[[ INPUT MATERIAL, beginning ]]

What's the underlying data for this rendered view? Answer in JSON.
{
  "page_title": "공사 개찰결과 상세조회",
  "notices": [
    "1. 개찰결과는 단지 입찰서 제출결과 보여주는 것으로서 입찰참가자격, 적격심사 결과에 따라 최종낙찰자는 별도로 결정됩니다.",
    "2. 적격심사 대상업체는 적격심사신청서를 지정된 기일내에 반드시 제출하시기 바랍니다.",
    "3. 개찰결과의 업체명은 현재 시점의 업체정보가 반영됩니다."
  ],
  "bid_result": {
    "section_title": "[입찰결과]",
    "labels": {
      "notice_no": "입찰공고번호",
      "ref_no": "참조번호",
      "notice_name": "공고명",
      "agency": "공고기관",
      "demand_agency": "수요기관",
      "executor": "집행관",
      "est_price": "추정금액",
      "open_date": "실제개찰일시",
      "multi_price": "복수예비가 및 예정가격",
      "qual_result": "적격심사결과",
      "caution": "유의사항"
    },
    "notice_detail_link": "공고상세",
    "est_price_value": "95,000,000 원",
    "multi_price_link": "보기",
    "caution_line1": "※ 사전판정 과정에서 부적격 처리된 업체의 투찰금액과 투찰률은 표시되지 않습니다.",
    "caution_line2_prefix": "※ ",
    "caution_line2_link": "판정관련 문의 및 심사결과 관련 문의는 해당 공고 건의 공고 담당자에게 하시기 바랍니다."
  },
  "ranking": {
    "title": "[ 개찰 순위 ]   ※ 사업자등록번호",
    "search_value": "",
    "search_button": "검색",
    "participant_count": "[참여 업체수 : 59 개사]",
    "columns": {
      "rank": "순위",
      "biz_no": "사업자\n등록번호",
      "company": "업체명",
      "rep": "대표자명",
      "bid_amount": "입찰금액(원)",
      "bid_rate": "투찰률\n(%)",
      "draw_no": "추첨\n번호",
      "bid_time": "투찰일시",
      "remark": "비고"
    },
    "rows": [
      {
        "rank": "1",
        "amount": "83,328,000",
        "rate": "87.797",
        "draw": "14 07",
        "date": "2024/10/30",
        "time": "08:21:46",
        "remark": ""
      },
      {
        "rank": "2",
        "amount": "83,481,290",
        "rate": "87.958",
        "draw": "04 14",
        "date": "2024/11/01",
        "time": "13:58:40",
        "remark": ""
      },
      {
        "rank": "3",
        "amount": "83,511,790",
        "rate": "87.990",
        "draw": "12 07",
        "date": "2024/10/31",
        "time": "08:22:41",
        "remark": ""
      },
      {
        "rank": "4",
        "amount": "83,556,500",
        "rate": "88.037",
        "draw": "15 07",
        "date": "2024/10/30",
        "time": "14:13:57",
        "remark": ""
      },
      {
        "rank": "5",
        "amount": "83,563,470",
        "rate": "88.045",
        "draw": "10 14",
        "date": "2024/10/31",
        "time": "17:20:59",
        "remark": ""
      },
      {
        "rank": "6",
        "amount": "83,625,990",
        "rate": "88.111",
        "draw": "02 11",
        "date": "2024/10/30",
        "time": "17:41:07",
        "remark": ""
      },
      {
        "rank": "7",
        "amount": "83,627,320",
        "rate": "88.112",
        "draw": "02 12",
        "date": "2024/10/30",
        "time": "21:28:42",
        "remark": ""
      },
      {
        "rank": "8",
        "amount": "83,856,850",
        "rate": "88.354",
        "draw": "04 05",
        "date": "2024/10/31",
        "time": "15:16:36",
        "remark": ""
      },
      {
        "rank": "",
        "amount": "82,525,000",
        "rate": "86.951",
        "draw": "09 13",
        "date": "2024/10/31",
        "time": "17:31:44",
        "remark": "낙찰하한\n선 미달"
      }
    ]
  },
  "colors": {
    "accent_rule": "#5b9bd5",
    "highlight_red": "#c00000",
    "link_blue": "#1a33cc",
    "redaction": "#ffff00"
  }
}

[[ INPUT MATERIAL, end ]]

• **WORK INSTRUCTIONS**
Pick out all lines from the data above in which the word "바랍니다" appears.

• **WRITTEN REPLY**
    "2. 적격심사 대상업체는 적격심사신청서를 지정된 기일내에 반드시 제출하시기 바랍니다.",
    "caution_line2_link": "판정관련 문의 및 심사결과 관련 문의는 해당 공고 건의 공고 담당자에게 하시기 바랍니다."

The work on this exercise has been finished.